━━━ Excerpted data ━━━
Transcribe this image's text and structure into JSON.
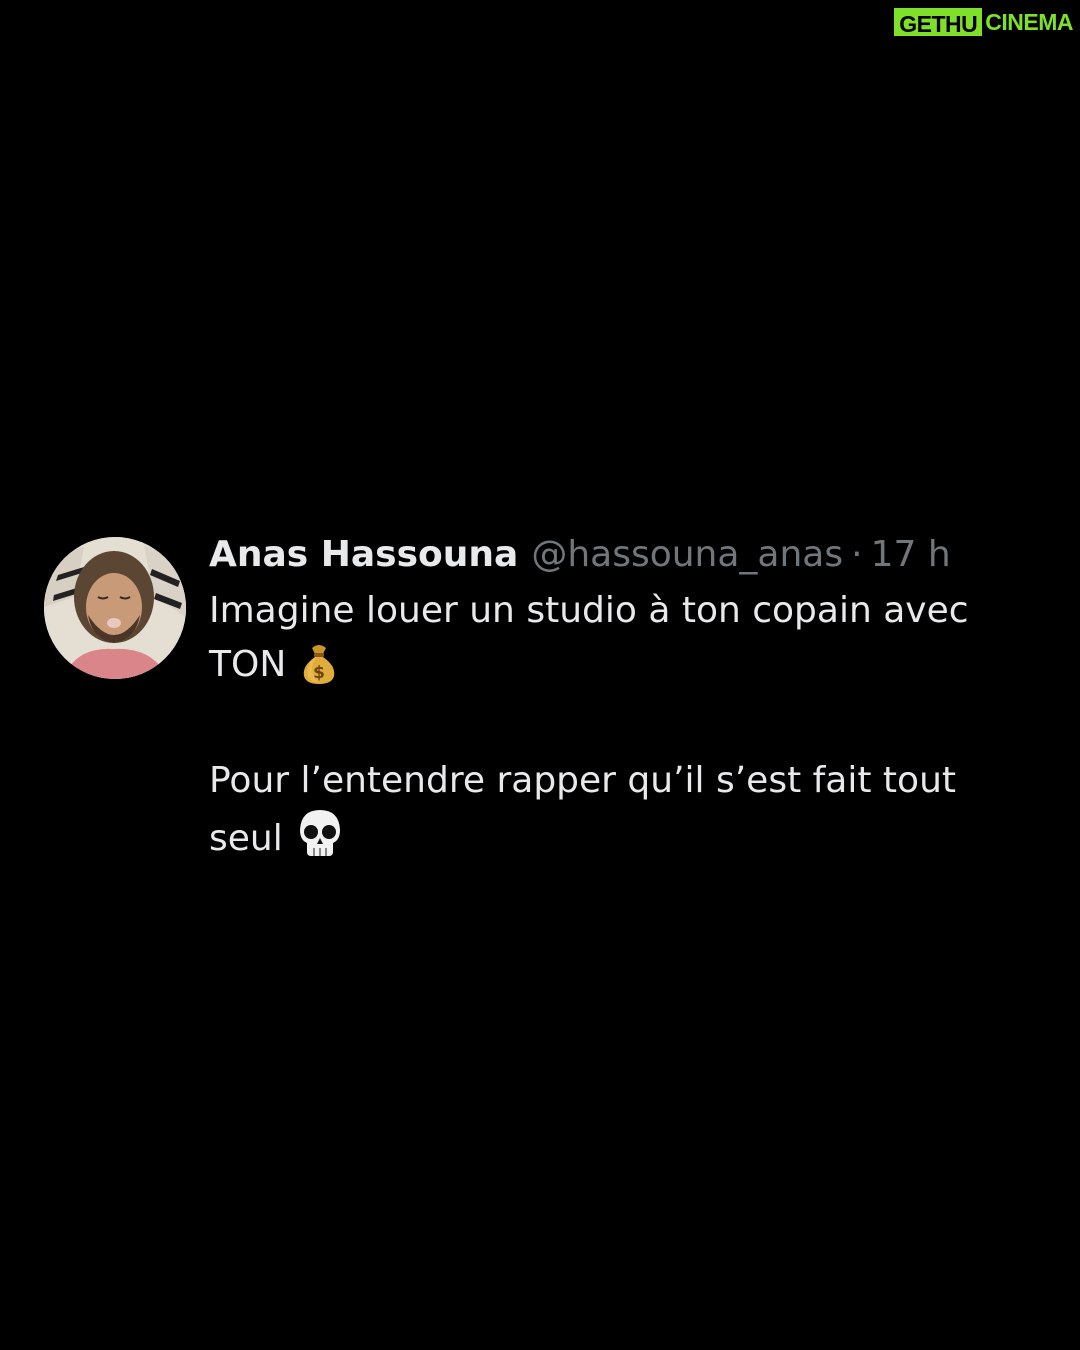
{
  "watermark": {
    "part1": "GETHU",
    "part2": "CINEMA",
    "accent_color": "#7fe02a"
  },
  "tweet": {
    "display_name": "Anas Hassouna",
    "handle": "@hassouna_anas",
    "separator": "·",
    "time": "17 h",
    "lines": [
      {
        "text": "Imagine louer un studio à ton copain avec"
      },
      {
        "text": "TON",
        "emoji": "money-bag-icon"
      },
      {
        "text": ""
      },
      {
        "text": "Pour l’entendre rapper qu’il s’est fait tout"
      },
      {
        "text": "seul",
        "emoji": "skull-icon"
      }
    ],
    "colors": {
      "background": "#000000",
      "primary_text": "#e7e9ea",
      "secondary_text": "#71767b"
    }
  }
}
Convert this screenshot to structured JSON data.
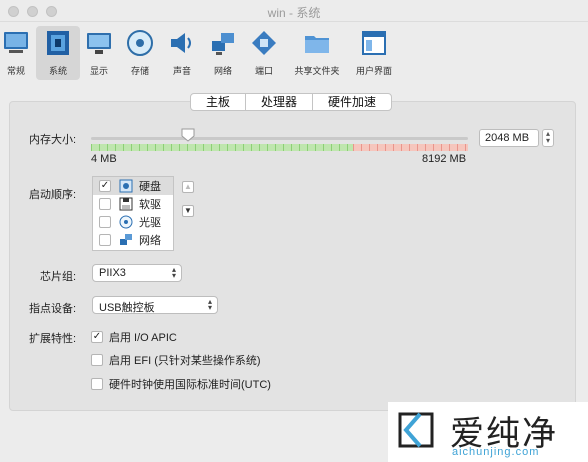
{
  "window": {
    "title": "win - 系统"
  },
  "toolbar": {
    "items": [
      {
        "label": "常规"
      },
      {
        "label": "系统",
        "selected": true
      },
      {
        "label": "显示"
      },
      {
        "label": "存储"
      },
      {
        "label": "声音"
      },
      {
        "label": "网络"
      },
      {
        "label": "端口"
      },
      {
        "label": "共享文件夹"
      },
      {
        "label": "用户界面"
      }
    ]
  },
  "tabs": [
    {
      "label": "主板",
      "selected": true
    },
    {
      "label": "处理器"
    },
    {
      "label": "硬件加速"
    }
  ],
  "memory": {
    "label": "内存大小:",
    "value": "2048 MB",
    "min_label": "4 MB",
    "max_label": "8192 MB",
    "slider_fraction": 0.25
  },
  "boot_order": {
    "label": "启动顺序:",
    "items": [
      {
        "label": "硬盘",
        "checked": true,
        "icon": "hard-disk-icon"
      },
      {
        "label": "软驱",
        "checked": false,
        "icon": "floppy-icon"
      },
      {
        "label": "光驱",
        "checked": false,
        "icon": "optical-drive-icon"
      },
      {
        "label": "网络",
        "checked": false,
        "icon": "network-icon"
      }
    ]
  },
  "chipset": {
    "label": "芯片组:",
    "value": "PIIX3"
  },
  "pointing_device": {
    "label": "指点设备:",
    "value": "USB触控板"
  },
  "extended": {
    "label": "扩展特性:",
    "options": [
      {
        "label": "启用 I/O APIC",
        "checked": true
      },
      {
        "label": "启用 EFI (只针对某些操作系统)",
        "checked": false
      },
      {
        "label": "硬件时钟使用国际标准时间(UTC)",
        "checked": false
      }
    ]
  },
  "watermark": {
    "text": "爱纯净",
    "url": "aichunjing.com"
  },
  "colors": {
    "slider_ok": "#8ccf76",
    "slider_warn": "#e9958c",
    "accent": "#3fa3d6"
  }
}
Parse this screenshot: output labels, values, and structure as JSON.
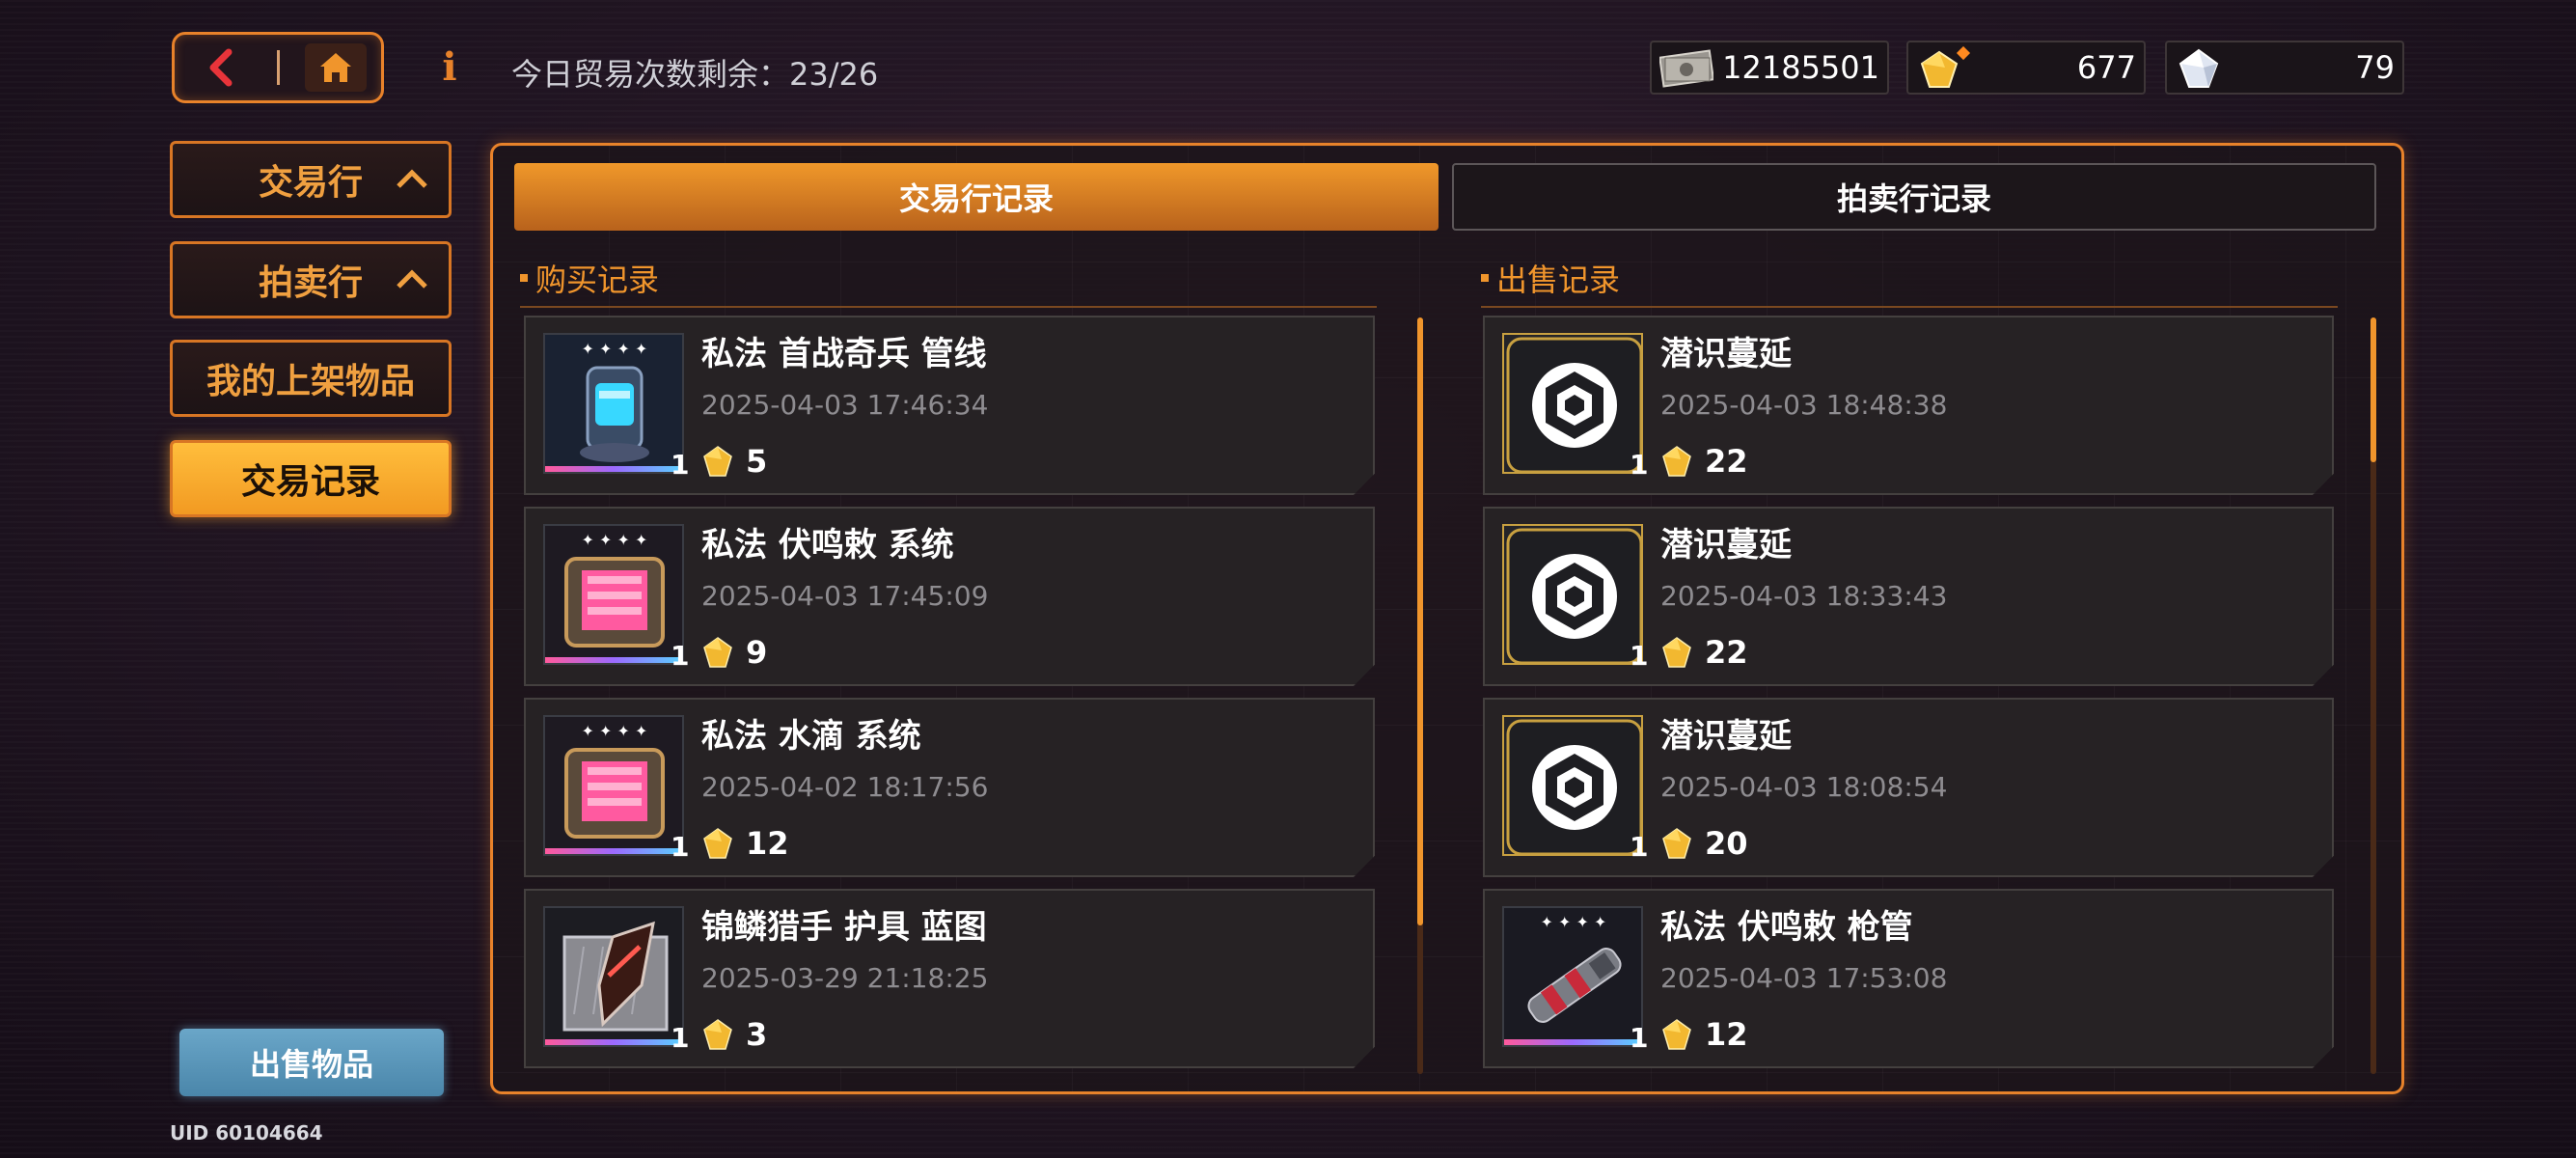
{
  "header": {
    "trade_remaining_label": "今日贸易次数剩余：23/26",
    "currencies": [
      {
        "icon": "banknote-icon",
        "value": "12185501"
      },
      {
        "icon": "gold-crystal-icon",
        "value": "677"
      },
      {
        "icon": "white-crystal-icon",
        "value": "79"
      }
    ]
  },
  "sidebar": {
    "items": [
      {
        "label": "交易行"
      },
      {
        "label": "拍卖行"
      },
      {
        "label": "我的上架物品"
      },
      {
        "label": "交易记录"
      }
    ],
    "sell_button": "出售物品",
    "uid": "UID 60104664"
  },
  "tabs": [
    {
      "label": "交易行记录",
      "active": true
    },
    {
      "label": "拍卖行记录",
      "active": false
    }
  ],
  "purchase": {
    "title": "购买记录",
    "records": [
      {
        "name": "私法 首战奇兵 管线",
        "time": "2025-04-03 17:46:34",
        "price": "5",
        "qty": "1",
        "icon": "pipeline-module-icon"
      },
      {
        "name": "私法 伏鸣敕 系统",
        "time": "2025-04-03 17:45:09",
        "price": "9",
        "qty": "1",
        "icon": "system-chip-icon"
      },
      {
        "name": "私法 水滴 系统",
        "time": "2025-04-02 18:17:56",
        "price": "12",
        "qty": "1",
        "icon": "system-chip-icon"
      },
      {
        "name": "锦鳞猎手 护具 蓝图",
        "time": "2025-03-29 21:18:25",
        "price": "3",
        "qty": "1",
        "icon": "armor-blueprint-icon"
      }
    ]
  },
  "sale": {
    "title": "出售记录",
    "records": [
      {
        "name": "潜识蔓延",
        "time": "2025-04-03 18:48:38",
        "price": "22",
        "qty": "1",
        "icon": "hexagon-emblem-icon"
      },
      {
        "name": "潜识蔓延",
        "time": "2025-04-03 18:33:43",
        "price": "22",
        "qty": "1",
        "icon": "hexagon-emblem-icon"
      },
      {
        "name": "潜识蔓延",
        "time": "2025-04-03 18:08:54",
        "price": "20",
        "qty": "1",
        "icon": "hexagon-emblem-icon"
      },
      {
        "name": "私法 伏鸣敕 枪管",
        "time": "2025-04-03 17:53:08",
        "price": "12",
        "qty": "1",
        "icon": "gun-barrel-icon"
      }
    ]
  }
}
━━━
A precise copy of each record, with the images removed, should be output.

Transcribe this image's text and structure into JSON.
{
  "watermark": {
    "part1": "GETHU",
    "part2": "CINEMA",
    "accent_color": "#7fe02a"
  },
  "tweet": {
    "display_name": "Anas Hassouna",
    "handle": "@hassouna_anas",
    "separator": "·",
    "time": "17 h",
    "lines": [
      {
        "text": "Imagine louer un studio à ton copain avec"
      },
      {
        "text": "TON",
        "emoji": "money-bag-icon"
      },
      {
        "text": ""
      },
      {
        "text": "Pour l’entendre rapper qu’il s’est fait tout"
      },
      {
        "text": "seul",
        "emoji": "skull-icon"
      }
    ],
    "colors": {
      "background": "#000000",
      "primary_text": "#e7e9ea",
      "secondary_text": "#71767b"
    }
  }
}
Convert this screenshot to structured JSON data.
{
  "window": {
    "title": "win - 系统"
  },
  "toolbar": {
    "items": [
      {
        "label": "常规"
      },
      {
        "label": "系统",
        "selected": true
      },
      {
        "label": "显示"
      },
      {
        "label": "存储"
      },
      {
        "label": "声音"
      },
      {
        "label": "网络"
      },
      {
        "label": "端口"
      },
      {
        "label": "共享文件夹"
      },
      {
        "label": "用户界面"
      }
    ]
  },
  "tabs": [
    {
      "label": "主板",
      "selected": true
    },
    {
      "label": "处理器"
    },
    {
      "label": "硬件加速"
    }
  ],
  "memory": {
    "label": "内存大小:",
    "value": "2048 MB",
    "min_label": "4 MB",
    "max_label": "8192 MB",
    "slider_fraction": 0.25
  },
  "boot_order": {
    "label": "启动顺序:",
    "items": [
      {
        "label": "硬盘",
        "checked": true,
        "icon": "hard-disk-icon"
      },
      {
        "label": "软驱",
        "checked": false,
        "icon": "floppy-icon"
      },
      {
        "label": "光驱",
        "checked": false,
        "icon": "optical-drive-icon"
      },
      {
        "label": "网络",
        "checked": false,
        "icon": "network-icon"
      }
    ]
  },
  "chipset": {
    "label": "芯片组:",
    "value": "PIIX3"
  },
  "pointing_device": {
    "label": "指点设备:",
    "value": "USB触控板"
  },
  "extended": {
    "label": "扩展特性:",
    "options": [
      {
        "label": "启用 I/O APIC",
        "checked": true
      },
      {
        "label": "启用 EFI (只针对某些操作系统)",
        "checked": false
      },
      {
        "label": "硬件时钟使用国际标准时间(UTC)",
        "checked": false
      }
    ]
  },
  "watermark": {
    "text": "爱纯净",
    "url": "aichunjing.com"
  },
  "colors": {
    "slider_ok": "#8ccf76",
    "slider_warn": "#e9958c",
    "accent": "#3fa3d6"
  }
}
Parse this screenshot: output labels, values, and structure as JSON.
{
  "header": {
    "trade_remaining_label": "今日贸易次数剩余：23/26",
    "currencies": [
      {
        "icon": "banknote-icon",
        "value": "12185501"
      },
      {
        "icon": "gold-crystal-icon",
        "value": "677"
      },
      {
        "icon": "white-crystal-icon",
        "value": "79"
      }
    ]
  },
  "sidebar": {
    "items": [
      {
        "label": "交易行"
      },
      {
        "label": "拍卖行"
      },
      {
        "label": "我的上架物品"
      },
      {
        "label": "交易记录"
      }
    ],
    "sell_button": "出售物品",
    "uid": "UID 60104664"
  },
  "tabs": [
    {
      "label": "交易行记录",
      "active": true
    },
    {
      "label": "拍卖行记录",
      "active": false
    }
  ],
  "purchase": {
    "title": "购买记录",
    "records": [
      {
        "name": "私法 首战奇兵 管线",
        "time": "2025-04-03 17:46:34",
        "price": "5",
        "qty": "1",
        "icon": "pipeline-module-icon"
      },
      {
        "name": "私法 伏鸣敕 系统",
        "time": "2025-04-03 17:45:09",
        "price": "9",
        "qty": "1",
        "icon": "system-chip-icon"
      },
      {
        "name": "私法 水滴 系统",
        "time": "2025-04-02 18:17:56",
        "price": "12",
        "qty": "1",
        "icon": "system-chip-icon"
      },
      {
        "name": "锦鳞猎手 护具 蓝图",
        "time": "2025-03-29 21:18:25",
        "price": "3",
        "qty": "1",
        "icon": "armor-blueprint-icon"
      }
    ]
  },
  "sale": {
    "title": "出售记录",
    "records": [
      {
        "name": "潜识蔓延",
        "time": "2025-04-03 18:48:38",
        "price": "22",
        "qty": "1",
        "icon": "hexagon-emblem-icon"
      },
      {
        "name": "潜识蔓延",
        "time": "2025-04-03 18:33:43",
        "price": "22",
        "qty": "1",
        "icon": "hexagon-emblem-icon"
      },
      {
        "name": "潜识蔓延",
        "time": "2025-04-03 18:08:54",
        "price": "20",
        "qty": "1",
        "icon": "hexagon-emblem-icon"
      },
      {
        "name": "私法 伏鸣敕 枪管",
        "time": "2025-04-03 17:53:08",
        "price": "12",
        "qty": "1",
        "icon": "gun-barrel-icon"
      }
    ]
  }
}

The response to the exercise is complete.